On the Sidelines with Dan Sousa, VivaLoudoun Editor
So much of Loudoun is so new, so fast, that I enjoy lurking around the hallways and fields of the older schools in the county.
You wouldn’t know it by the past five or six years, where the school was literally busting at its seams until the opening of nearby Woodgrove, but until 1999, Loudoun Valley was historically the smallest high school in the county with under 1,000 students.
After spending a considerable amount of time at Valley for the Cheers Sports and VivaLoudoun Valley Wrestling Duals in January, it was quite evident to me that the school, which I always considered historically charming, was starting to show its wear and tear from nearly 50 years of use, especially in the athletic areas.
The differences are especially glaring when you have the two new schools in the county offering all the top features in practice and game facilities. At Valley the baseball team doesn’t even play its home games on campus as a baseball diamond was never built – the team has been using Fireman’s Field in Purcellville since opening and the means that fans on game nights can’t hop between games like they can at other schools and on practice days the varsity team must bus just to practice.
While there was an expansion of the original Valley athletic facilities in the late 1990s, it in many areas has fallen short. For one thing, the Viking trainer’s office is located in the girls athletic wing – the only such placement among the county’s 12 high schools – which requires male athletes to walk past the female locker rooms to get training.
That isn’t as big as an issue as the Vikings laundry facilities being placed in the boys athletic wing which requires female managers to go into the boys area to use the laundry. Quite simply, while girls in their wing don’t exit the locker rooms unless fully dressed, boys in their wing will often hop between the two locker rooms in less than full gear. Design-wise, not a good situation.
And when I peaked into the boys two locker rooms at Valley, I couldn’t believe that each locker room has exactly one bathroom stall … if I expand on this subject, most of my faithful readers, will no doubt shout TMI! but let’s just say … one toilet and one sink for an entire basketball team, let alone a football team … is way short … it is why many of the athletes at Valley have to go into the lobby to use the public restrooms.
If you have ever shopped for a home built in the 1960s then you know that what was considered as ideal storage space back then (walk-in closet … ha!) was a lot less than today and Valley’s storage issues for athletics are no different. The staff has had to get creative and have even taken over an old public restroom on one end of the aux gym (which was the main Viking gym before the main gym was added onto the outside of the school) and turned it into an athletic storage area.
(And while we are on the subject of the main gym … it is unique in that it was added onto the school without a designated hallway such that to get to the main gym from within the school, you must walk through the aux. gym … I can’t think of any of the other 11 schools where this is the case …)
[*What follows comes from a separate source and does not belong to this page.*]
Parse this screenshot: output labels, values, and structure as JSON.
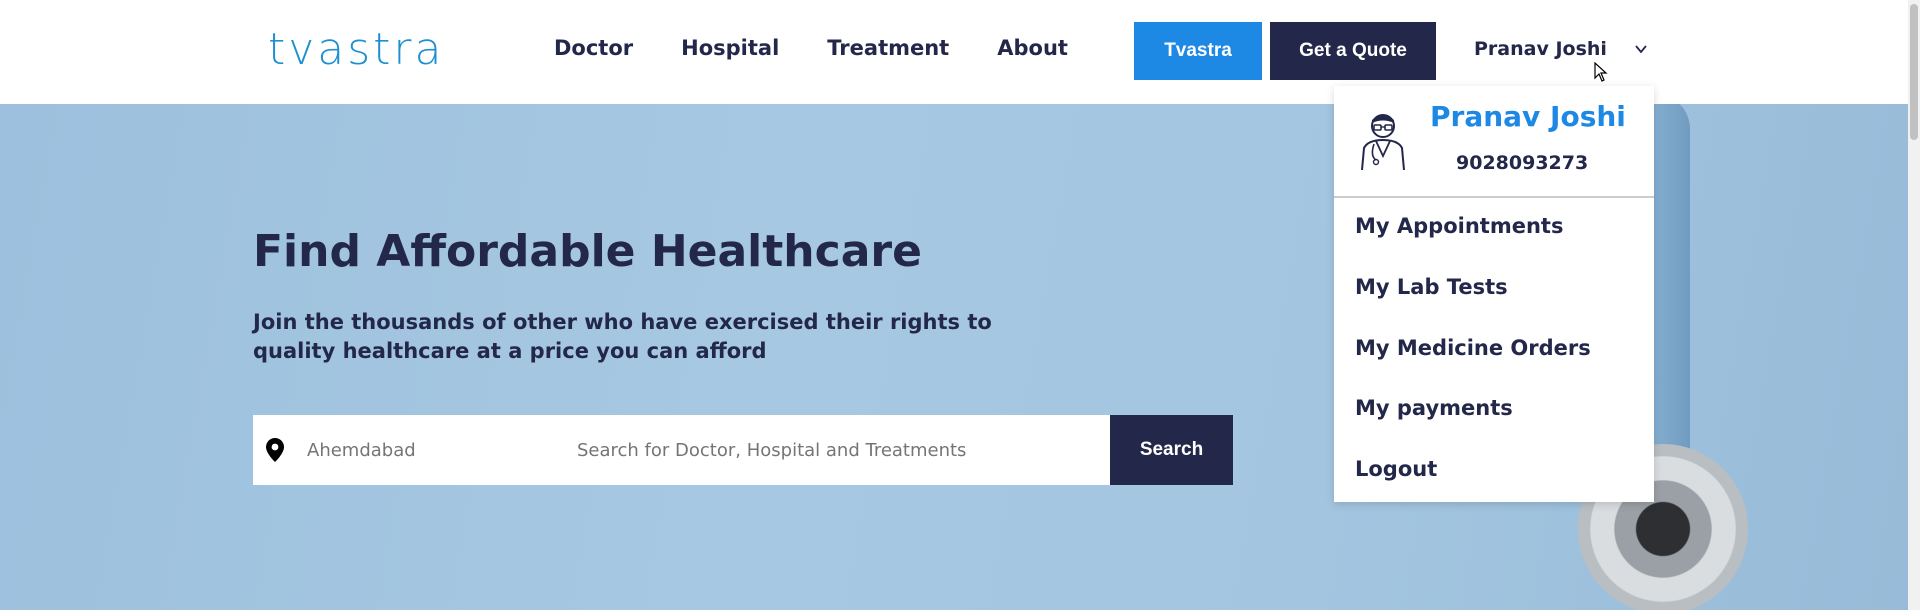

A designated storage area for P.E. materials is limited by the fact that electrical panels where also installed in the same room and, of course, they require a certain amount of clearance by code, limiting what can be stored around them.
Of course these issues have comfortably been addressed in the design of newer schools with Woodgrove and Tuscarora opening this year with a great storage area attached to athletic director’s offices that dwarf the cramped space the Viking staff works out of.
Just around the corner from the AD’s office is the smallest wrestling room in the county, which is a shame as it is a non-cut sport and more room allows for bigger squads.
Touring the athletic grounds there are some plums for the Vikings such as a huge weight room – you might be able to land a small plane in this baby! The only downside to this great resource is that the room is located in a stand alone building apart from the school … so when Mother Nature dumps a truckload of snow on Purcellville, it is no easy task to get to the weights. Hey, no pain, no gain I say!
Over at the stadium, when 4,000 people showed up in the fall to watch Woodgrove and Loudoun Valley play for the first time ever in football, the fans had to share restroom facilities that have three stalls and three urinals in the men’s restroom … yes, there were lines!
And a peak into the Vikings “shed” off the football field shows another gap in resources as the newer schools in the county have nice team rooms built on the edge of the football stadiums where teams can meet, use restrooms, etc. at halftime. At the older schools, most of them have sheds large enough for the home team to meet in. At Valley this can’t happen as not only is the shed crammed full of gear but even if space was cleared … there is no power or water to the shed … it would be a team meeting by flashlight if anything.
The Vikings staff is not one to complain and they understand that economic times are tough in the county but a lot of people – even some located in the school district’s shiny, almost new headquarters in Ashburn – may not know of the athletic facilities disparity that Valley faces.
Here is who knows for sure … those kids that went and played at Valley last year and are now at Woodgrove this year … they know. And those kids that stayed behind, they surely know as well.
Perhaps the Purcellville community and the Loudoun County Public School District can find a way to help upgrade some of the Vikings facilities. After all, there is only so much charming history that one can take and the Vikes may have reached their limit as their 50th anniversary quickly approaches.